There are no villains
The first rule of villains, is that there are no villains (yeah, Fight Club reference). The point is: villains do not see themselves as villains. They have their own stories and feel justified in what they are doing.
Fight Club is an interesting example. The antagonist in the movie is Tyler. Tyler is not some mustache-twirling villain, though, bent on doing evil things. No. He sees himself as a hero, trying to save the protagonist from his old boring life, and righting the wrongs of society with his Fight Club.
Gruber in Die Hard is one of the most iconic villains of all time. He knows that he is doing illegal things, but he feels justified. He’s very smart and very ruthless (probably a psychopath), but he isn’t evil for the heck of it. No, he has a very clear goal of his own: money. He is the protagonist in a heist story where he gets away with a fortune, and John McClane is his antagonist: getting in his way at each step. And really, deep inside we’re all rooting for him a little, because it is a brilliant plan, and it’s fun to see him outsmart the police and the stupid FBI officers.
That brings us to bad villains. You probably already guessed what makes a bad villain: bad motivation and no sympathy. Star Wars: Revenge of the Sith is a prime example. This movie affronts me on many levels — I lampooned it after watching it for the first time — and one of those is how it ruins Darth Vader. Revenge of the Sith is Darth Vader’s origin story, and Darth Vader is even higher on the list of iconic villains than Hans Gruber.

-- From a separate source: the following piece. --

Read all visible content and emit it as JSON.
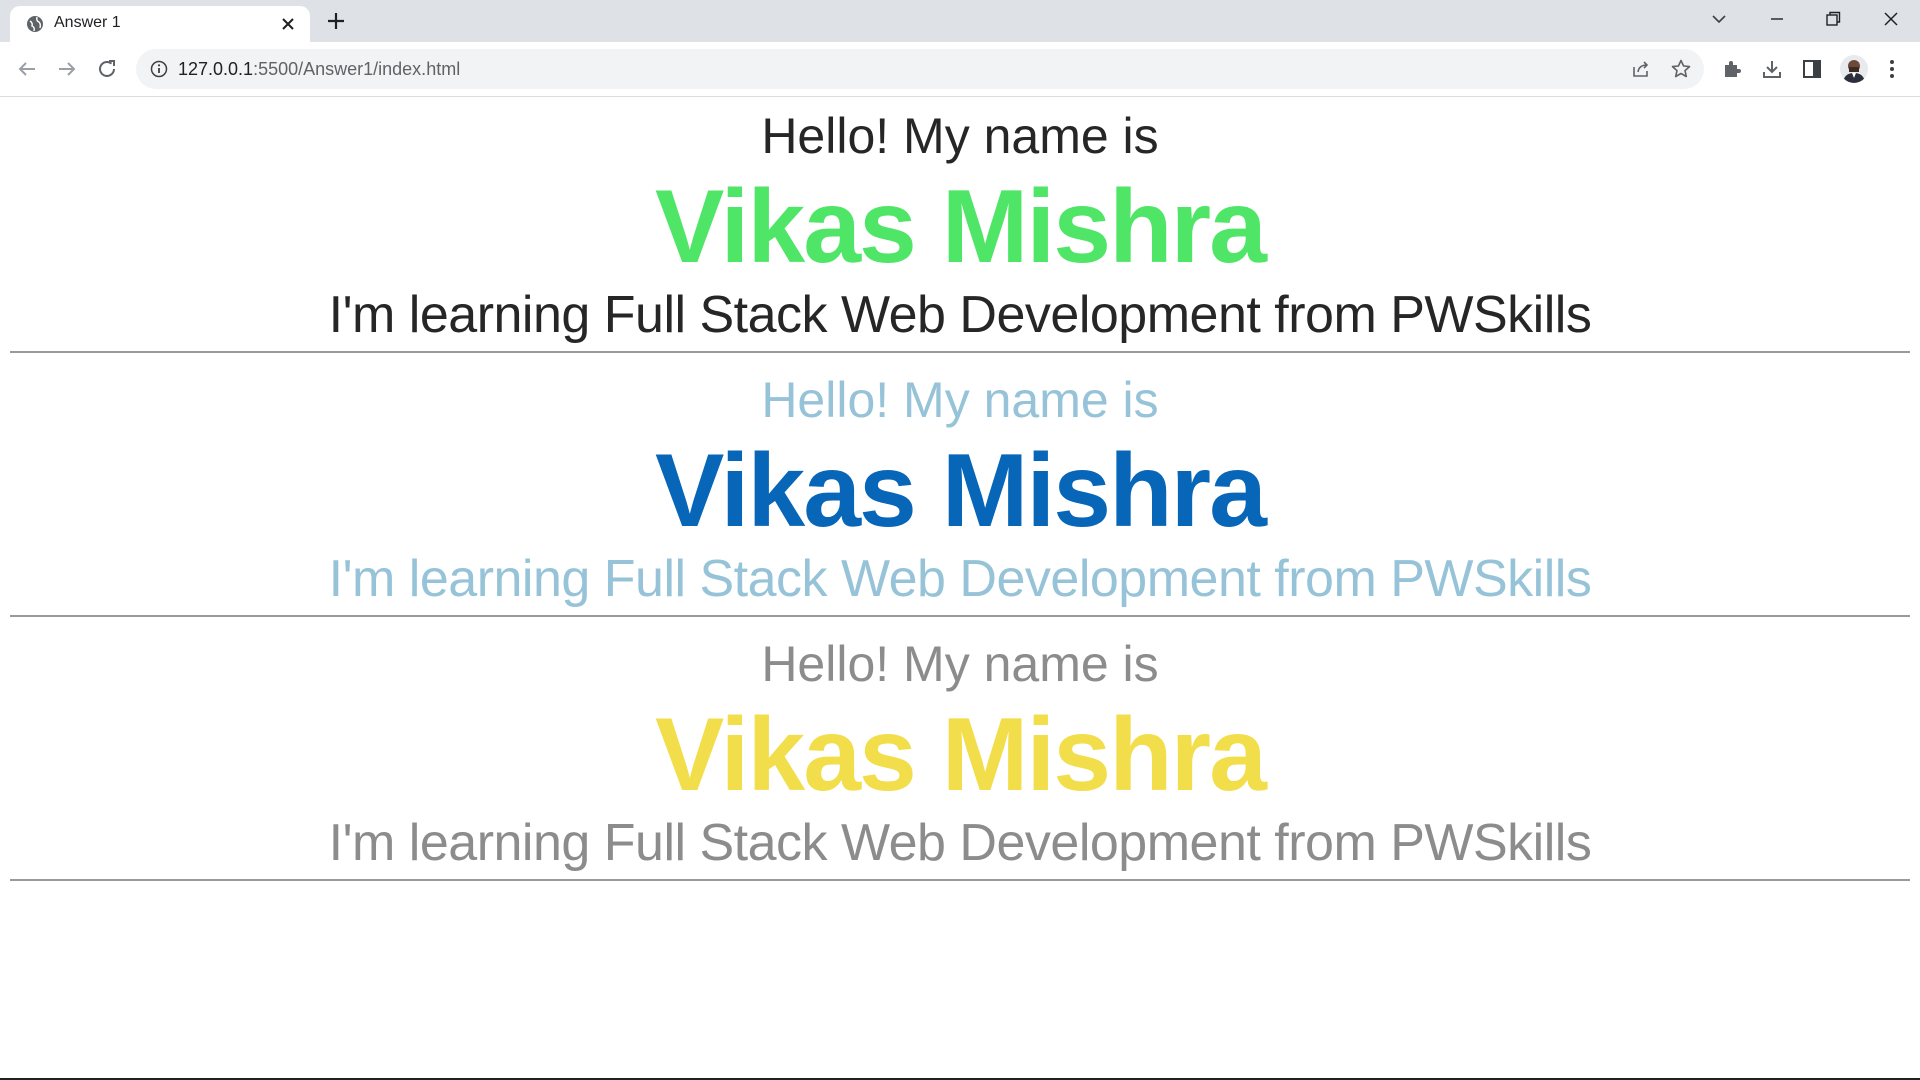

We learned in the original Star Wars trilogy that Darth Vader was originally Anakin Skywalker. He betrayed the Jedi and murdered all of them, joining the Emperor at the head of his evil empire. In Revenge of the Sith we learn why: Anakin Skywalker couldn’t stand the Jedi council passed him over for a promotion (rightfully, I may add) and he was afraid his wife would die in child birth because of a prophecy vision he has. I have zero sympathy for him on the first count, and he falls for the second one like a conspiracy theorist for insinuating YouTube videos. That’s what makes him destroy the Galactic republic? That’s what drives him to stab a bunch of children to death with a light saber? And ironically, kill his own wife?
Contrast that to Joker, where Joaquin Phoenix slowly descends into evil. You can’t help but feel sympathy for how he is beaten up, fired, discarded by the man he thinks is his father. You see him step down the ladder into the darkness, and you can understand.
Unfortunately, bad villains abound. How many movies show the bad guy laughing maniacally as they wreak wanton havoc for no reason? How many comic books have bad guys attack the superheroes because… well, they’re the bad guys, right?
And a special circle of bad-villain hell is reserved for the villains that kill their underlings callously. Would you give your life for an employer that kills your colleagues in bouts of anger? I mean, evil henchmen are a thing in the real-world, but there, they get perks, and are slowly manipulated into it (go see Gomorrah for example). They don’t just up and decide ‘well, I’m going to dedicate my life to this lunatic who might kill me on a whim.’
Without sympathy, and proper motivations, villains are just caricatures. They are no longer characters in a story, but glorified plot-movers, that have no other purpose than to be a roadblock for the hero. And by not being real people, they reduce the story to a rat maze for the hero. The hero is no longer fighting a villain, but escaping a gauntlet, with mindless traps that have no clear rules.
And unfortunately, so many movies and books fall into this trap that it’s almost laughable. Almost.